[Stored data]
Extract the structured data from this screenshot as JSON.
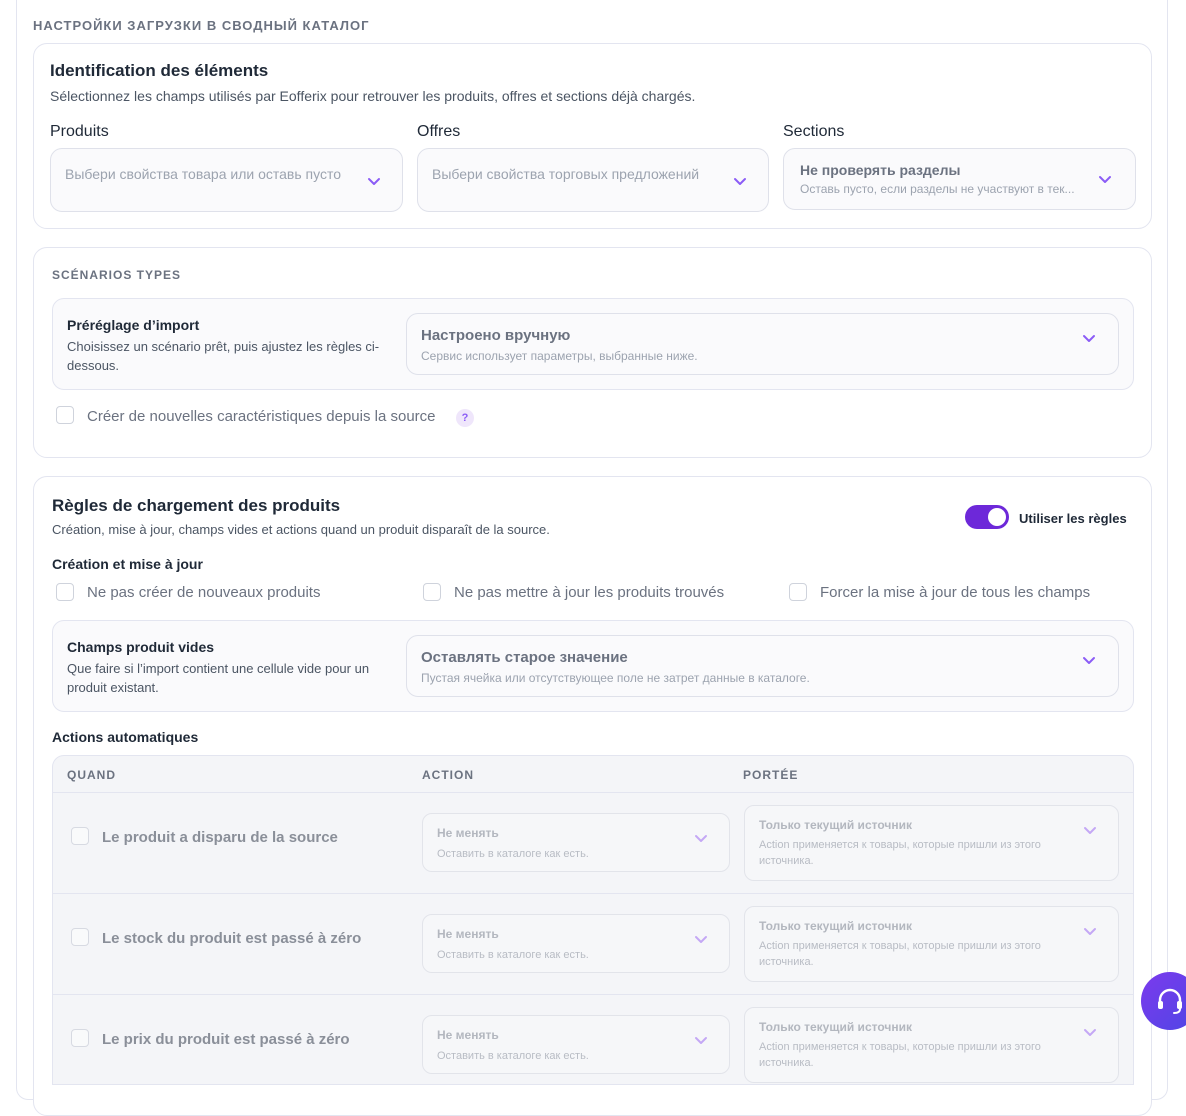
{
  "header": {
    "title": "НАСТРОЙКИ ЗАГРУЗКИ В СВОДНЫЙ КАТАЛОГ"
  },
  "identification": {
    "title": "Identification des éléments",
    "subtitle": "Sélectionnez les champs utilisés par Eofferix pour retrouver les produits, offres et sections déjà chargés.",
    "products": {
      "label": "Produits",
      "placeholder": "Выбери свойства товара или оставь пусто"
    },
    "offers": {
      "label": "Offres",
      "placeholder": "Выбери свойства торговых предложений"
    },
    "sections": {
      "label": "Sections",
      "value": "Не проверять разделы",
      "hint": "Оставь пусто, если разделы не участвуют в тек..."
    }
  },
  "scenarios": {
    "caption": "SCÉNARIOS TYPES",
    "preset": {
      "title": "Préréglage d’import",
      "description": "Choisissez un scénario prêt, puis ajustez les règles ci-dessous.",
      "value": "Настроено вручную",
      "hint": "Сервис использует параметры, выбранные ниже."
    },
    "create_characteristics": {
      "label": "Créer de nouvelles caractéristiques depuis la source",
      "help": "?"
    }
  },
  "rules": {
    "title": "Règles de chargement des produits",
    "subtitle": "Création, mise à jour, champs vides et actions quand un produit disparaît de la source.",
    "toggle_label": "Utiliser les règles",
    "toggle_on": true,
    "creation_heading": "Création et mise à jour",
    "checkboxes": [
      {
        "label": "Ne pas créer de nouveaux produits"
      },
      {
        "label": "Ne pas mettre à jour les produits trouvés"
      },
      {
        "label": "Forcer la mise à jour de tous les champs"
      }
    ],
    "empty_fields": {
      "title": "Champs produit vides",
      "description": "Que faire si l’import contient une cellule vide pour un produit existant.",
      "value": "Оставлять старое значение",
      "hint": "Пустая ячейка или отсутствующее поле не затрет данные в каталоге."
    },
    "auto_heading": "Actions automatiques",
    "table": {
      "columns": [
        "QUAND",
        "ACTION",
        "PORTÉE"
      ],
      "rows": [
        {
          "when": "Le produit a disparu de la source",
          "action": "Не менять",
          "action_hint": "Оставить в каталоге как есть.",
          "scope": "Только текущий источник",
          "scope_hint": "Action применяется к товары, которые пришли из этого источника."
        },
        {
          "when": "Le stock du produit est passé à zéro",
          "action": "Не менять",
          "action_hint": "Оставить в каталоге как есть.",
          "scope": "Только текущий источник",
          "scope_hint": "Action применяется к товары, которые пришли из этого источника."
        },
        {
          "when": "Le prix du produit est passé à zéro",
          "action": "Не менять",
          "action_hint": "Оставить в каталоге как есть.",
          "scope": "Только текущий источник",
          "scope_hint": "Action применяется к товары, которые пришли из этого источника."
        }
      ]
    }
  },
  "icons": {
    "chevron": "chevron-down-icon",
    "support": "headset-icon"
  },
  "colors": {
    "accent": "#6d28d9",
    "chevron": "#8b5cf6"
  }
}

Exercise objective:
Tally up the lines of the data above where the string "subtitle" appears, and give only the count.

Answer to this problem:
2